Jack Mulhall is as likable as ever in his first-chapter turn as the level-headed archeologist Howell, who proposes the prudent division of the lenses before getting killed. Nigel De Brulier, a prominent character player in the silent era, brings an appropriate aura of venerable and remote dignity to the part of the otherworldly Shazam. Perennially slick Carleton Young is one of the Scorpion’s recurring henchmen, while the perennially nervous Stanley Price is showcased in Chapter Four as (what else?) a henchman who’s captured and interrogated by Captain Marvel. Marten Lamont (later the star of Federal Operator 99) pops up as a British soldier, with Leyland Hodgson as his commander. Eddie Dew is the British army officer accompanying the expedition in the first chapter, Al Kikume, Ernest Sarracino, Al Taylor, and Steve Clemente are Siamese tribesmen, and Tetsu Komai is a shifty antique dealer. Lynton Brent and Bud Geary have bits as thugs, Ed Cassidy as a sea captain, and Chuck Morrison as Cassidy’s first mate. With the exception of Dave Sharpe himself, all of the serial’s stuntmen appear in at least one acting role.
Directors William Witney and John English tie the serial’s scripting, special effects, action scenes, and acting together with smooth professionalism; their best cinematographer, William Nobles, does a fine job as well (the camera work during the excavation of the statue in Chapter One is particularly striking). Cy Feuer also makes a notable behind-camera contribution to the proceedings, turning in another of his excellent music scores; the sweeping, harp-and-violin based theme that’s played over the opening credits and serves as Captain Marvel’s primary soundtrack cue within the serial itself is perfectly suited to the high-flying hero. The driving action music which backs the serial’s fights and chases is also very strong, as is the theme that accompanies appearances by the Golden Scorpion or the human Scorpion–a piece that’s alternately stately and quietly mysterious, and has a slight but definite Middle Eastern sound to it.

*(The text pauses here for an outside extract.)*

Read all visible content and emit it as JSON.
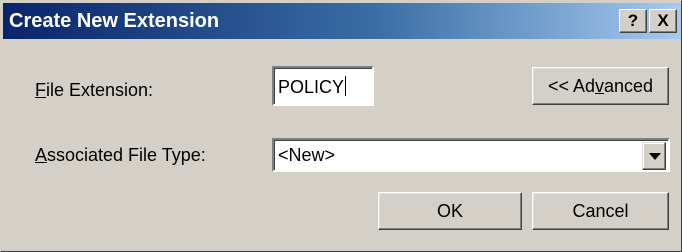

Adventures of Captain Marvel is easily the most famous of all Republic’s chapterplays, and has been hailed as the studio’s all-time best serial more often than any of the studio’s other outings; while I myself wouldn’t rank it quite that highly, I’d certainly place it among Republic’s top ten. It isn’t as atmospheric as Drums of Fu Manchu or The Fighting Devil Dogs, or as dramatic as Hawk of the Wilderness or Daredevils of the Red Circle, but it’s extremely well-done all the same, and irresistibly entertaining to any serial buff–or, indeed, to any devotee of fantastic comic-book-style adventure.